Abdominal Aortic Aneurysm (AAA)—1000-Person Tool
We recommend one-time screening with ultrasound for AAA in men aged 65 to 80.
We recommend not screening men older than 80 years for AAA.
We recommend not screening women for AAA.
- Screening involves examining someone who does not show symptoms of a condition or illness.
- Screening uses a specific tool to identify a condition or illness.
- AAA is a weakening in the wall of the aorta that bulges due to pressure from blood flow.
- Male sex, family history, and older age are all associated with an increased risk of AAA.
- Being a current or former smoker is also an important risk factor for AAA.
- Women are less likely to have an AAA, and there is no evidence that screening has a positive impact on their health.
1000 men aged 65 to 80 who get screened*
- 45 Men with an AAA identified from a screen and monitored each year depending on the size of the AAA (<5.5 cm)
- 8 Men who undergo an elective procedure‡
- 2 Men who experience a ruptured AAA
- 2 Men who die from their AAA (rupture or complications)
1000 men aged 65 to 80 who are not screened*
- 0† Men with an AAA identified from a screen and monitored each year depending on the size of the AAA (<5.5 cm)
- 3 Men who undergo an elective procedure‡
- 4 Men who experience a ruptured AAA
- 3 Men who die from their AAA (rupture or complications)
*Follow-up period of 3–5 years.
†If you are not screened, your AAA is not identified by a screening test.
‡ Surgery that is planned in advance, rather than in an emergency.
Screening is a personal decision. It is important that you weigh the benefits and harms for yourself and then discuss your decision with your primary care provider.
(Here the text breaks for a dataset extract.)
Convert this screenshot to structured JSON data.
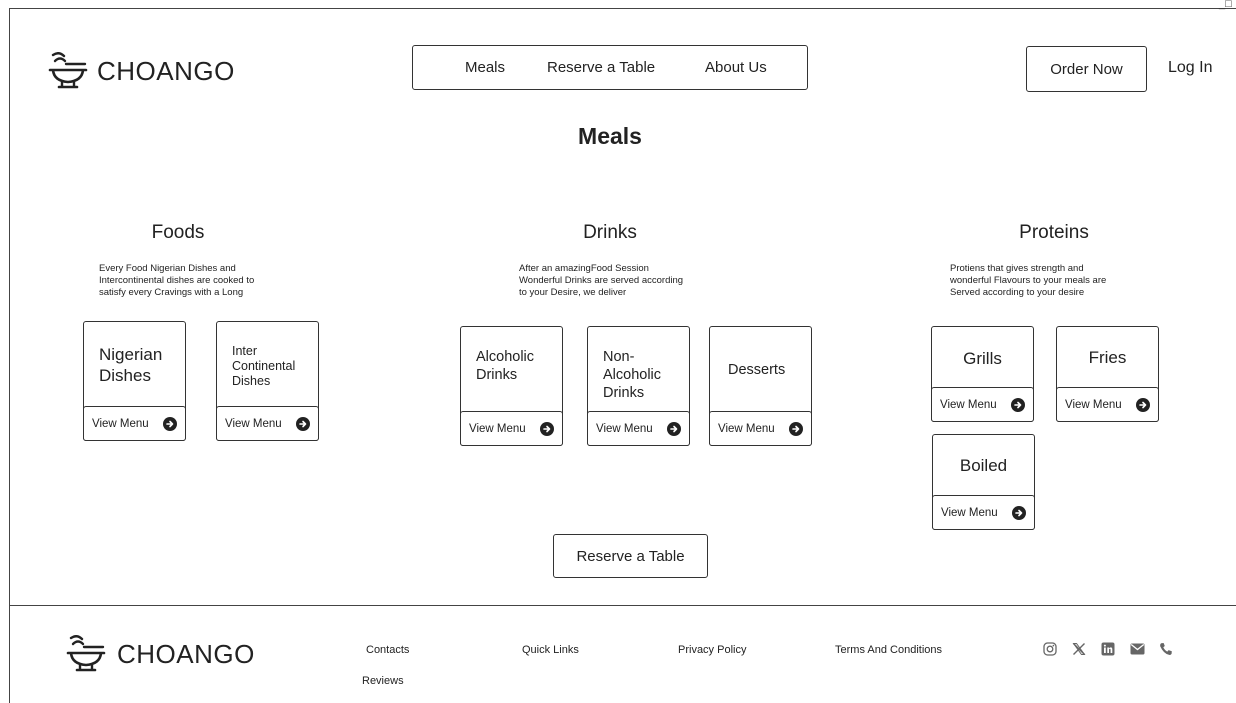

References: Ali, et. al. (2016). Screening for abdominal aortic aneurysm in asymptomatic adults. Journal of Vascular Surgery, 64(6), 1855 - 1868. Norman, P.E., Jamrozik, K., Lawrence-Brown, M.M., Le, M.T., Spencer, C.A., Tuohy, R.J., et al. (2004). Population based randomised controlled trial on impact of screening on mortality from abdominal aortic aneurysm. BMJ, 329(7477), 1259.